• **REQUIRED WORK**: Some lines below hold "Gemini". Pick them out and copy them.
SUPPLIED RECORDS section start
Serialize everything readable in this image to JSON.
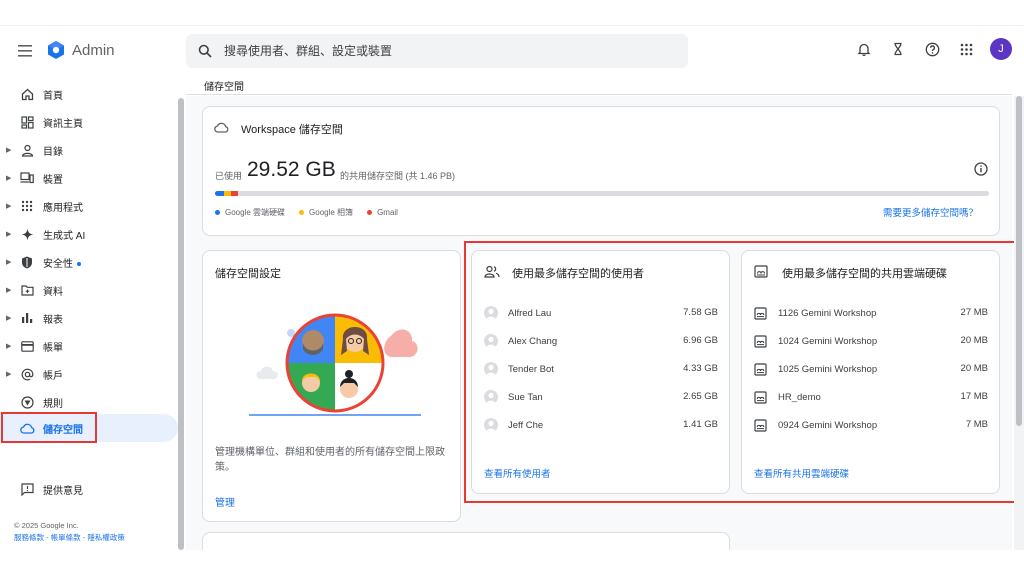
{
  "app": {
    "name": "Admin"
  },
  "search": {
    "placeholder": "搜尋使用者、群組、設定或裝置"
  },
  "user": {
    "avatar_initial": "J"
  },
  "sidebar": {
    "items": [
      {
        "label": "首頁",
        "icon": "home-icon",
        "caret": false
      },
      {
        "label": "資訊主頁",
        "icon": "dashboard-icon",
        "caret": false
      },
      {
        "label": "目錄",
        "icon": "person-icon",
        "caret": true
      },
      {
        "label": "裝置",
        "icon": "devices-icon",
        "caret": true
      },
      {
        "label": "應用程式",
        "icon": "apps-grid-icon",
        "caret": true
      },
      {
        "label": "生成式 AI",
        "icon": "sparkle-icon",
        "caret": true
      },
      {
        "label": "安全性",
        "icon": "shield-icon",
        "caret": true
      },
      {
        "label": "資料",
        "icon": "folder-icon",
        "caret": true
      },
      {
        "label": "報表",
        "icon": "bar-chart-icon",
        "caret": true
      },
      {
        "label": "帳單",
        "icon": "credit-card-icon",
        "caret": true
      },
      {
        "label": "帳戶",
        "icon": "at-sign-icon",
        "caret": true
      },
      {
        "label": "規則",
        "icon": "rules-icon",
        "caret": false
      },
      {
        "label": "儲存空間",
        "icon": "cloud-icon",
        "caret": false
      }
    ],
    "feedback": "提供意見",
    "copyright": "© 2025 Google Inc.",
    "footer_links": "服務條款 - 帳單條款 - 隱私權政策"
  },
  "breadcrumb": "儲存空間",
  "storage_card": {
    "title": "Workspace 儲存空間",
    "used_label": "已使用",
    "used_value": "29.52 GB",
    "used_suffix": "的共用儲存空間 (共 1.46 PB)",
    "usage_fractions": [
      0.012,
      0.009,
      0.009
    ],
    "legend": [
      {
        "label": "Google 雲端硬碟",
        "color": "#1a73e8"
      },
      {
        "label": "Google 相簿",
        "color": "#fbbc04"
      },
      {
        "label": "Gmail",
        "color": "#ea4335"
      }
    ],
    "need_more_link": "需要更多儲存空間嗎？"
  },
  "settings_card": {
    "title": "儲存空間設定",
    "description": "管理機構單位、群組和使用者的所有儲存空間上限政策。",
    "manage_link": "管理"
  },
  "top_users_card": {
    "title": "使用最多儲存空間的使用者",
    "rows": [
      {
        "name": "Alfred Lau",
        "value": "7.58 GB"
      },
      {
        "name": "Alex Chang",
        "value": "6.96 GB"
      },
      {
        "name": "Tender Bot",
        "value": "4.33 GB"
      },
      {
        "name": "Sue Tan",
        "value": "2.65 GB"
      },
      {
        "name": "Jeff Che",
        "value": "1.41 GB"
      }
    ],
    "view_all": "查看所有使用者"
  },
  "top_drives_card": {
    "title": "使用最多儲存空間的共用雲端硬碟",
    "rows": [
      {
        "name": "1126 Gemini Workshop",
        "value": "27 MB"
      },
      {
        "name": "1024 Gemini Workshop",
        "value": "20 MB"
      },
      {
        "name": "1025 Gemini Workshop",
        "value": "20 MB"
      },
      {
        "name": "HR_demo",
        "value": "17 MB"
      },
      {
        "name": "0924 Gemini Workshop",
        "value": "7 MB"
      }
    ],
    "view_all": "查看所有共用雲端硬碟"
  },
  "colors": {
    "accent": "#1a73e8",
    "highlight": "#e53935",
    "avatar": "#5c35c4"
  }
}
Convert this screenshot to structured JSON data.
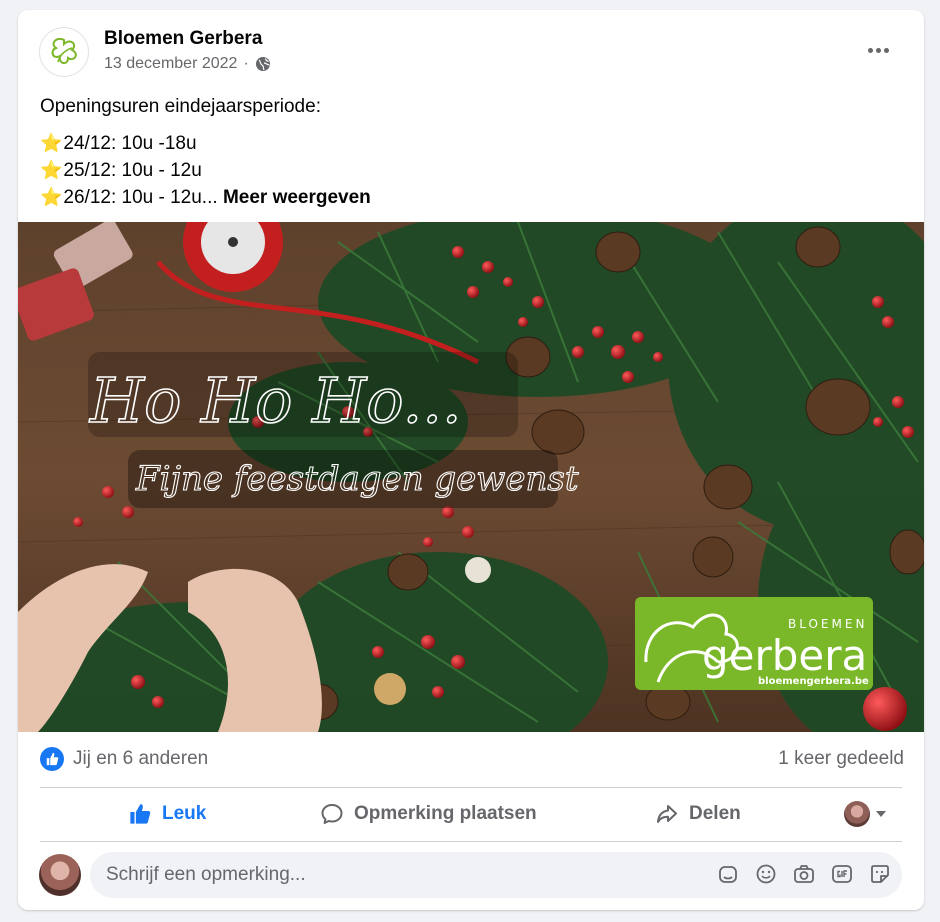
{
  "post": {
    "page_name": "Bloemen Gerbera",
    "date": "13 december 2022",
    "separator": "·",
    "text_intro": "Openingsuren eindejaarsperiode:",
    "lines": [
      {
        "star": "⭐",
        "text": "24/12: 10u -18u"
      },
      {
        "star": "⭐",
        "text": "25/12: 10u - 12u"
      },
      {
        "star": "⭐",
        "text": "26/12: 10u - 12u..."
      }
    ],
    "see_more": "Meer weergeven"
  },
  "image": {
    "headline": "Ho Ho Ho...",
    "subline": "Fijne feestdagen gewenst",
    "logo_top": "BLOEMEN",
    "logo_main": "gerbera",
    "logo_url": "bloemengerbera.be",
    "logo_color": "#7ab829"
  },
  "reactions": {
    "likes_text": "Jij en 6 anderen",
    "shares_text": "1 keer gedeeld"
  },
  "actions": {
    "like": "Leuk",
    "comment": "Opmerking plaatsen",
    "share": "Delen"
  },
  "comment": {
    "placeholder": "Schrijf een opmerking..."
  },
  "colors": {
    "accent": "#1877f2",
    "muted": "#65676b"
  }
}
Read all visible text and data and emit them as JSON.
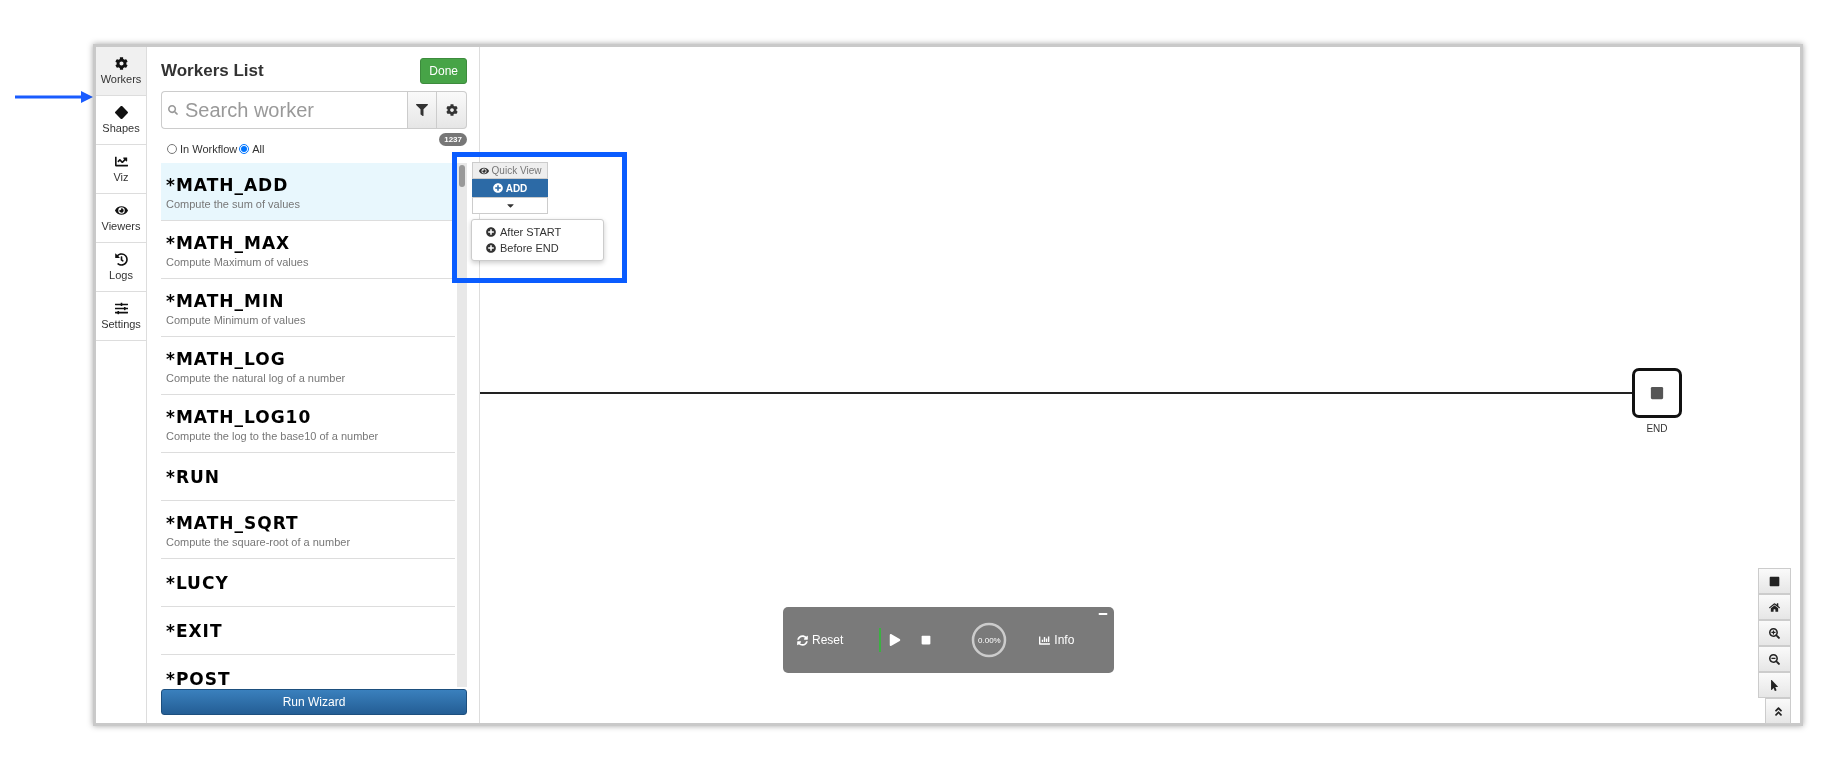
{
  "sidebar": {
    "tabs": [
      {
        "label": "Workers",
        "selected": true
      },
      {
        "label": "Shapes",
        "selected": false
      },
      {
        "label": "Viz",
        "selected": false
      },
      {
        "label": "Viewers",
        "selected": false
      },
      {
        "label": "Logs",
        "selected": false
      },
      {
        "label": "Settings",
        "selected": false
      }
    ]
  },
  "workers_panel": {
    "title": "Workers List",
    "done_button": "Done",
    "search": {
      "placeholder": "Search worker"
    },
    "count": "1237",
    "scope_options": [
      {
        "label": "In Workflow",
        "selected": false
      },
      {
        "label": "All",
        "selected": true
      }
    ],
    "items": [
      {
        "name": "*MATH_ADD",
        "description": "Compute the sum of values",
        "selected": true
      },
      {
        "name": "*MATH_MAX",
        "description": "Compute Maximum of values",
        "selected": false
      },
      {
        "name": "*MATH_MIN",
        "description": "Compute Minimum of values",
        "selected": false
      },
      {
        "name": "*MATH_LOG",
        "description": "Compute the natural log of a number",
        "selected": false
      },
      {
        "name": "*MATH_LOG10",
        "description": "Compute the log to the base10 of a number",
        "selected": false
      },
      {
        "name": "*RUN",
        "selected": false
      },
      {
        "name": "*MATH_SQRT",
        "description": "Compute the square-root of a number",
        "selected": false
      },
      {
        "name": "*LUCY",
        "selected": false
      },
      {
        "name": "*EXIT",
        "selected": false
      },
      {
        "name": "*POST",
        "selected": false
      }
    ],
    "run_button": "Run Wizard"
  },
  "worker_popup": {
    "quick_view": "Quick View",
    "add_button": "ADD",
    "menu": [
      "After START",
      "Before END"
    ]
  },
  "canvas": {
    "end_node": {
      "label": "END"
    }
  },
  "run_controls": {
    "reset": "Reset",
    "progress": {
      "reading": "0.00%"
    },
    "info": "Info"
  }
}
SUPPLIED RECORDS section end
• **OUTPUT FOR THIS EXERCISE**:
        "name": "1126 Gemini Workshop",
        "name": "1024 Gemini Workshop",
        "name": "1025 Gemini Workshop",
        "name": "0924 Gemini Workshop",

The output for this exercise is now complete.